New York Yankees slugger Alex Rodriguez has been suspended for a record 211 games by Major League Baseball for his involvement in one of American sport's biggest doping scandals.
In a statement, MLB commissioner Bud Selig said we pursued this matter because it was not only the right thing to do, but the only thing to do despite the challenges this situation has created during a great season on the field. Along with Rodriguez, 12 players, including three All Stars, were handed 50-game suspensions following an investigation by MLB into a now-defunct Florida clinic accused of supplying them with performance enhancing drugs.
Nicknamed "A-Rod", the American baseball third baseman for the New York Yankees of Major League Baseball (MLB) was suspended until the end of the 2014 season in what is the longest doping penalty ever handed out by MLB. Alex Rodriguez is the youngest player ever to hit 500 home runs, breaking the record Jimmie Foxx set in 1939, and the youngest to hit 600, besting Babe Ruth's record by over a year. After his suspension, the highest-paid player in the sport now stands to lose about $36 million if he serves the full suspension but immediately lodged an appeal against the ban. Rodriguez is allowed to play under MLB rules until his appeal has been heard.
Within hours after his suspension was announced, Rodriguez was booed by spectators each time he came to the plate. He batted four times for one hit in a match which the Yankees lost 8-1 to the Chicago White Sox.
The other 12 players all accepted offers of 50-game bans and included three current All Stars - Texas Rangers outfielder Nelson Cruz, San Diego Padres shortstop Everth Cabrera and Detroit Tigers shortstop Jhonny Peralta. The list also includes Philadelphia Phillies reliever Antonio Bastardo, New York Mets outfielder Jordany Valdespin, Yankees catcher Francisco Cervelli, Seattle Mariners catcher Jesus Montero, New York Mets outfield prospect Cesar Puello, San Diego Padres pitching prospect Fautino De Los Santos, Houston Astros pitching prospect Sergio Escalona, New York Yankees outfield prospect Fernando Martinez and free agent pitcher Jordan Norberto. In addition to them, three players -- Toronto Blue Jays outfielder Melky Cabrera, Oakland Athletics pitcher Bartolo Colon and Padres catcher Yasmani Grandal -- were found to have connections with the Biogenesis clinic but didn't receive any additional sanctions because they had already served 50-game suspensions for failing doping tests.
The players' union said he 50-game bans were all fair but they would support the appeal of A-Rod. The union's executive director Michael Weiner remarked we believe that the Commissioner has not acted appropriately under the Basic Agreement.
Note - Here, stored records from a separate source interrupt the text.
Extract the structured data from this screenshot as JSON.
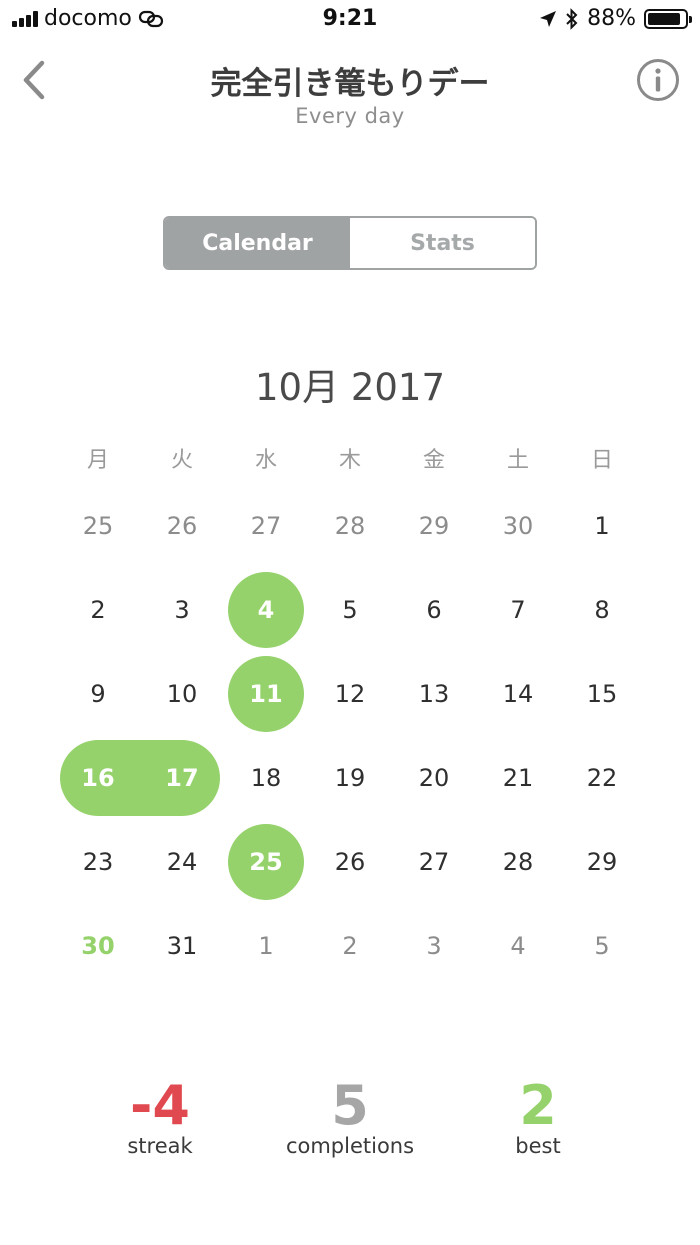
{
  "status_bar": {
    "carrier": "docomo",
    "time": "9:21",
    "battery_percent": "88%",
    "battery_level": 0.88
  },
  "header": {
    "title": "完全引き篭もりデー",
    "subtitle": "Every day",
    "back_icon": "chevron-left-icon",
    "info_icon": "info-circle-icon"
  },
  "tabs": {
    "calendar_label": "Calendar",
    "stats_label": "Stats",
    "active": "calendar"
  },
  "calendar": {
    "month_title": "10月 2017",
    "weekdays": [
      "月",
      "火",
      "水",
      "木",
      "金",
      "土",
      "日"
    ],
    "weeks": [
      [
        {
          "label": "25",
          "state": "outside"
        },
        {
          "label": "26",
          "state": "outside"
        },
        {
          "label": "27",
          "state": "outside"
        },
        {
          "label": "28",
          "state": "outside"
        },
        {
          "label": "29",
          "state": "outside"
        },
        {
          "label": "30",
          "state": "outside"
        },
        {
          "label": "1",
          "state": "normal"
        }
      ],
      [
        {
          "label": "2",
          "state": "normal"
        },
        {
          "label": "3",
          "state": "normal"
        },
        {
          "label": "4",
          "state": "done"
        },
        {
          "label": "5",
          "state": "normal"
        },
        {
          "label": "6",
          "state": "normal"
        },
        {
          "label": "7",
          "state": "normal"
        },
        {
          "label": "8",
          "state": "normal"
        }
      ],
      [
        {
          "label": "9",
          "state": "normal"
        },
        {
          "label": "10",
          "state": "normal"
        },
        {
          "label": "11",
          "state": "done"
        },
        {
          "label": "12",
          "state": "normal"
        },
        {
          "label": "13",
          "state": "normal"
        },
        {
          "label": "14",
          "state": "normal"
        },
        {
          "label": "15",
          "state": "normal"
        }
      ],
      [
        {
          "label": "16",
          "state": "done-streak"
        },
        {
          "label": "17",
          "state": "done-streak"
        },
        {
          "label": "18",
          "state": "normal"
        },
        {
          "label": "19",
          "state": "normal"
        },
        {
          "label": "20",
          "state": "normal"
        },
        {
          "label": "21",
          "state": "normal"
        },
        {
          "label": "22",
          "state": "normal"
        }
      ],
      [
        {
          "label": "23",
          "state": "normal"
        },
        {
          "label": "24",
          "state": "normal"
        },
        {
          "label": "25",
          "state": "done"
        },
        {
          "label": "26",
          "state": "normal"
        },
        {
          "label": "27",
          "state": "normal"
        },
        {
          "label": "28",
          "state": "normal"
        },
        {
          "label": "29",
          "state": "normal"
        }
      ],
      [
        {
          "label": "30",
          "state": "today"
        },
        {
          "label": "31",
          "state": "normal"
        },
        {
          "label": "1",
          "state": "outside"
        },
        {
          "label": "2",
          "state": "outside"
        },
        {
          "label": "3",
          "state": "outside"
        },
        {
          "label": "4",
          "state": "outside"
        },
        {
          "label": "5",
          "state": "outside"
        }
      ]
    ]
  },
  "stats": {
    "streak_value": "-4",
    "streak_label": "streak",
    "completions_value": "5",
    "completions_label": "completions",
    "best_value": "2",
    "best_label": "best"
  },
  "colors": {
    "accent_green": "#95d26b",
    "streak_red": "#e0494f",
    "completions_gray": "#a6a6a6",
    "segment_gray": "#a0a3a4"
  }
}
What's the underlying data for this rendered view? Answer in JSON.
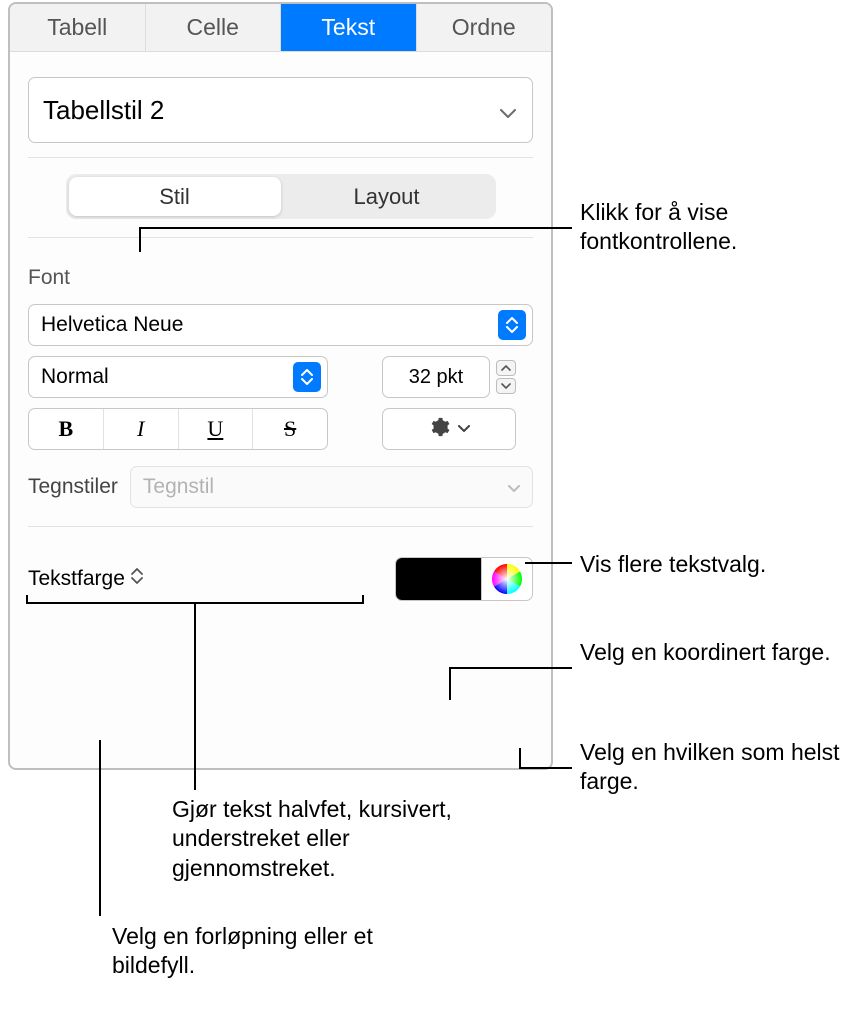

Meanwhile, MLB commissioner said Rodriguez received a stiffer penalty as he was a long-time drug user who had committed other offences. Selig said the discipline of Alex Rodriguez under the Joint Drug Prevention and Treatment Program is based on his use and possession of numerous forms of prohibited performance enhancing drugs, including Testosterone and human Growth Hormone, over the course of multiple years. He added that Rodriguez's discipline under the Basic Agreement is for attempting to cover-up his violations of the Program by engaging in a course of conduct intended to obstruct and frustrate the Office of the Commissioner's investigation.
The 38-year-old Rodriguez had never previously been punished for doping though he admitted to making use of anabolic steroids when he was with the Texas Rangers. He is presently fifth on the all-time home runs list with 647 home runs.
In a statement, the New York Yankees said we are compelled to address certain reckless and false allegations concerning the Yankees' role in this matter and added that the team in no way instituted and/or assisted MLB in the direction of this investigation, or used the investigation as an attempt to avoid its responsibilities under a player contract or did its medical staff fail to provide the appropriate standard of care to Alex Rodriguez.